Particularly, the devastating monsoon floods significantly dented economic activity fueled inflationary pressures, increased stress on external account and widened fiscal imbalance because of spending on relief efforts. Similarly, the uncertain global economic and financial conditions,softening – but still elevated – global commodity prices, higher debt servicing and reduced external inflows had implications for various sectors of the economy.
The confluence of these developments substantially weakened Pakistan’s macroeconomic performance during FY23. The real GDP growth fell to the third-lowest level since FY52, whereas average National CPI inflation spiked to a multi-decade high. While the current account deficit narrowed considerably, limited foreign inflows maintained pressures on the external account leading to a decline in SBP’s FX reserves.
Meanwhile, reflecting the unsustainable fiscal policy stance of the past many years, a sharp increase in interest payments, persistently large energy subsidies and lower-than-targeted tax collection contributed to less than envisaged fiscal consolidation during FY23.
The report notes that Pakistan’s economic performance in FY23 highlights the importance of addressing perennial structural impediments that pose serious risks to country’s macroeconomic stability. Foremost among these are inadequate and slow tax policy reforms that have constricted the resource envelope, even for meeting current expenditures.
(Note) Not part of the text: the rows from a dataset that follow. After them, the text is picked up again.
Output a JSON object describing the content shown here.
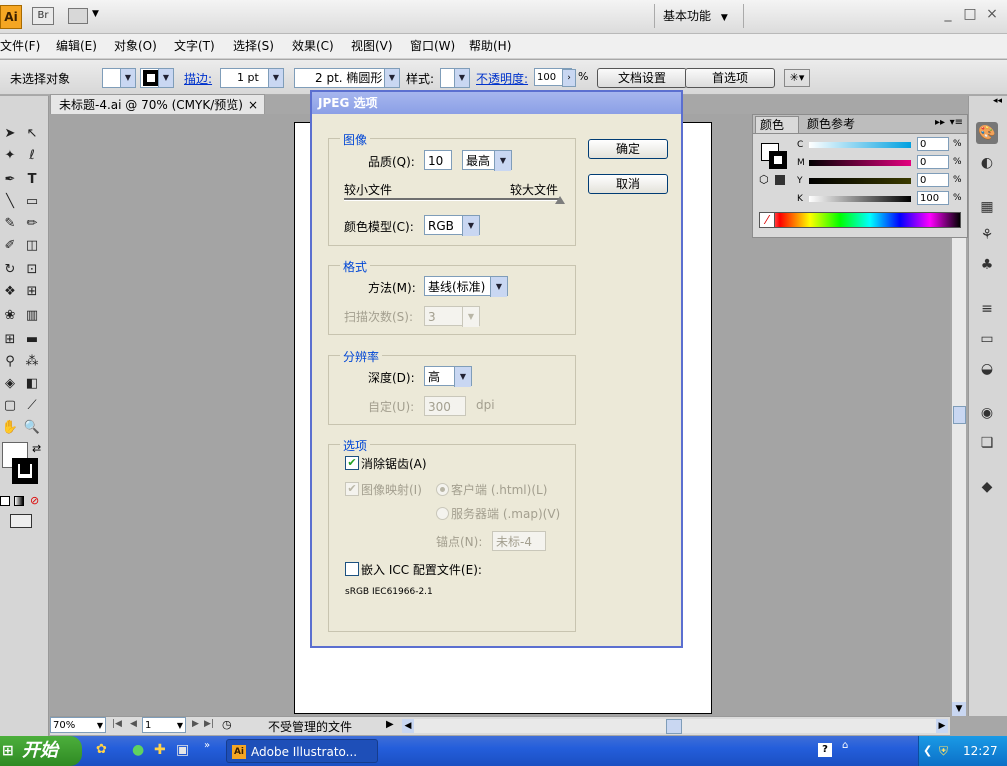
{
  "app": {
    "logo": "Ai",
    "bridge": "Br",
    "workspace": "基本功能",
    "window_min": "_",
    "window_max": "□",
    "window_close": "×"
  },
  "menu": [
    "文件(F)",
    "编辑(E)",
    "对象(O)",
    "文字(T)",
    "选择(S)",
    "效果(C)",
    "视图(V)",
    "窗口(W)",
    "帮助(H)"
  ],
  "control": {
    "no_selection": "未选择对象",
    "stroke_label": "描边:",
    "stroke_weight": "1 pt",
    "brush_label": "2 pt. 椭圆形",
    "style_label": "样式:",
    "opacity_label": "不透明度:",
    "opacity_value": "100",
    "opacity_unit": "%",
    "doc_setup_button": "文档设置",
    "preferences_button": "首选项"
  },
  "document": {
    "tab_title": "未标题-4.ai @ 70% (CMYK/预览)",
    "tab_close": "×"
  },
  "dialog": {
    "title": "JPEG 选项",
    "ok_button": "确定",
    "cancel_button": "取消",
    "image": {
      "group_title": "图像",
      "quality_label": "品质(Q):",
      "quality_value": "10",
      "quality_preset": "最高",
      "smaller_file": "较小文件",
      "larger_file": "较大文件",
      "quality_slider_fraction": 1.0,
      "color_model_label": "颜色模型(C):",
      "color_model_value": "RGB"
    },
    "format": {
      "group_title": "格式",
      "method_label": "方法(M):",
      "method_value": "基线(标准)",
      "scans_label": "扫描次数(S):",
      "scans_value": "3"
    },
    "resolution": {
      "group_title": "分辨率",
      "depth_label": "深度(D):",
      "depth_value": "高",
      "custom_label": "自定(U):",
      "custom_value": "300",
      "custom_unit": "dpi"
    },
    "options": {
      "group_title": "选项",
      "antialias_label": "消除锯齿(A)",
      "antialias_checked": true,
      "imagemap_label": "图像映射(I)",
      "client_label": "客户端 (.html)(L)",
      "server_label": "服务器端 (.map)(V)",
      "anchor_label": "锚点(N):",
      "anchor_value": "未标-4",
      "embed_icc_label": "嵌入 ICC 配置文件(E):",
      "icc_profile": "sRGB IEC61966-2.1"
    }
  },
  "color_panel": {
    "tab_color": "颜色",
    "tab_guide": "颜色参考",
    "channels": [
      {
        "name": "C",
        "value": "0",
        "unit": "%"
      },
      {
        "name": "M",
        "value": "0",
        "unit": "%"
      },
      {
        "name": "Y",
        "value": "0",
        "unit": "%"
      },
      {
        "name": "K",
        "value": "100",
        "unit": "%"
      }
    ]
  },
  "status": {
    "zoom": "70%",
    "page": "1",
    "profile_text": "不受管理的文件"
  },
  "taskbar": {
    "start": "开始",
    "app_button": "Adobe Illustrato...",
    "clock": "12:27"
  }
}
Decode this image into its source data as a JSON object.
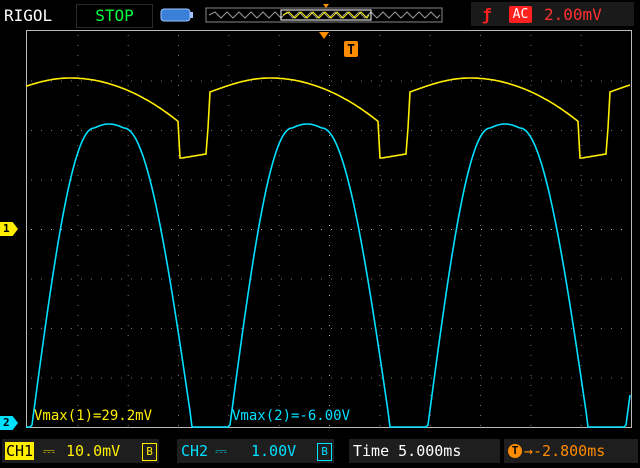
{
  "top_bar": {
    "brand": "RIGOL",
    "run_state": "STOP",
    "trigger": {
      "edge_icon": "rising-edge-icon",
      "coupling": "AC",
      "level": "2.00mV"
    }
  },
  "markers": {
    "trigger_position": "T",
    "ch1": "1",
    "ch2": "2"
  },
  "measurements": {
    "ch1": "Vmax(1)=29.2mV",
    "ch2": "Vmax(2)=-6.00V"
  },
  "bottom_bar": {
    "ch1_name": "CH1",
    "ch1_coupling_icon": "dc-coupling-icon",
    "ch1_scale": "10.0mV",
    "ch1_bw": "B",
    "ch2_name": "CH2",
    "ch2_coupling_icon": "dc-coupling-icon",
    "ch2_scale": "1.00V",
    "ch2_bw": "B",
    "timebase": "Time 5.000ms",
    "trigger_offset": "→-2.800ms"
  },
  "colors": {
    "ch1": "#ffee00",
    "ch2": "#00e0ff",
    "trigger": "#ff2020",
    "trigger_offset": "#ff8c00",
    "run_state": "#00ff40"
  }
}
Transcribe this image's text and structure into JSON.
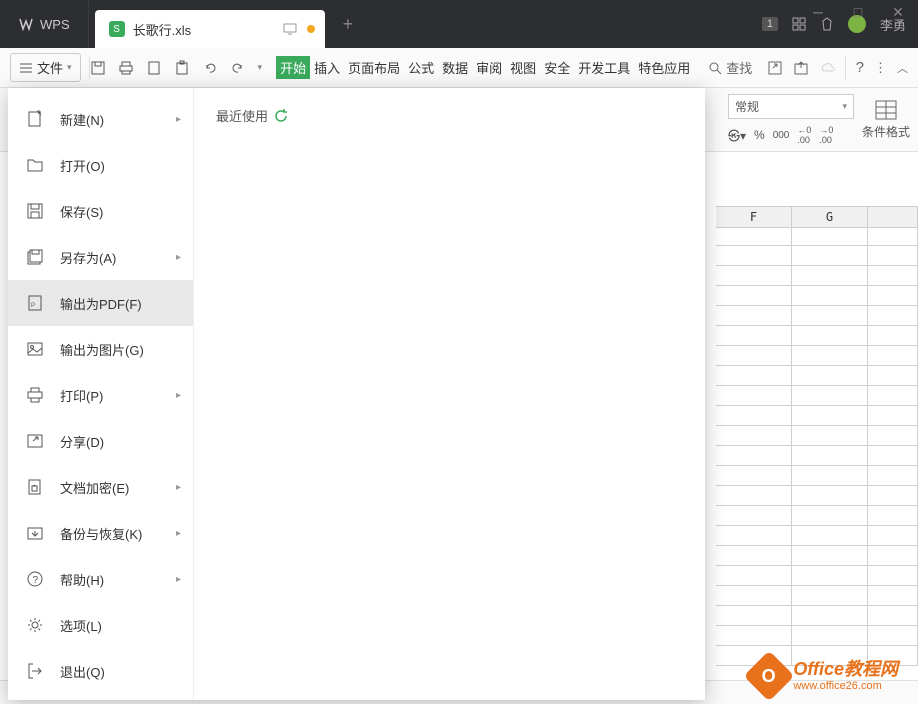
{
  "titlebar": {
    "app_name": "WPS",
    "file_tab": "长歌行.xls",
    "badge": "1",
    "user_name": "李勇"
  },
  "toolbar": {
    "file_button": "文件",
    "ribbon_tabs": [
      "开始",
      "插入",
      "页面布局",
      "公式",
      "数据",
      "审阅",
      "视图",
      "安全",
      "开发工具",
      "特色应用"
    ],
    "search_label": "查找"
  },
  "format": {
    "select_value": "常规",
    "cond_format": "条件格式"
  },
  "columns": [
    "F",
    "G"
  ],
  "file_menu": {
    "items": [
      {
        "label": "新建(N)",
        "has_arrow": true,
        "icon": "new"
      },
      {
        "label": "打开(O)",
        "has_arrow": false,
        "icon": "folder"
      },
      {
        "label": "保存(S)",
        "has_arrow": false,
        "icon": "save"
      },
      {
        "label": "另存为(A)",
        "has_arrow": true,
        "icon": "saveas"
      },
      {
        "label": "输出为PDF(F)",
        "has_arrow": false,
        "icon": "pdf",
        "selected": true
      },
      {
        "label": "输出为图片(G)",
        "has_arrow": false,
        "icon": "image"
      },
      {
        "label": "打印(P)",
        "has_arrow": true,
        "icon": "print"
      },
      {
        "label": "分享(D)",
        "has_arrow": false,
        "icon": "share"
      },
      {
        "label": "文档加密(E)",
        "has_arrow": true,
        "icon": "lock"
      },
      {
        "label": "备份与恢复(K)",
        "has_arrow": true,
        "icon": "backup"
      },
      {
        "label": "帮助(H)",
        "has_arrow": true,
        "icon": "help"
      },
      {
        "label": "选项(L)",
        "has_arrow": false,
        "icon": "settings"
      },
      {
        "label": "退出(Q)",
        "has_arrow": false,
        "icon": "exit"
      }
    ],
    "recent_label": "最近使用"
  },
  "watermark": {
    "title": "Office教程网",
    "url": "www.office26.com"
  }
}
On the other hand, inefficiencies in public sector enterprises (PSEs) have led to a permanent drain on fiscal resources. These have squeezed space for development spending required to enhance the economy’s productive capacity. The anemic investment in physical and human capital as well as R&D has impeded development of a technology-intensive manufacturing base and the next level value-added exports.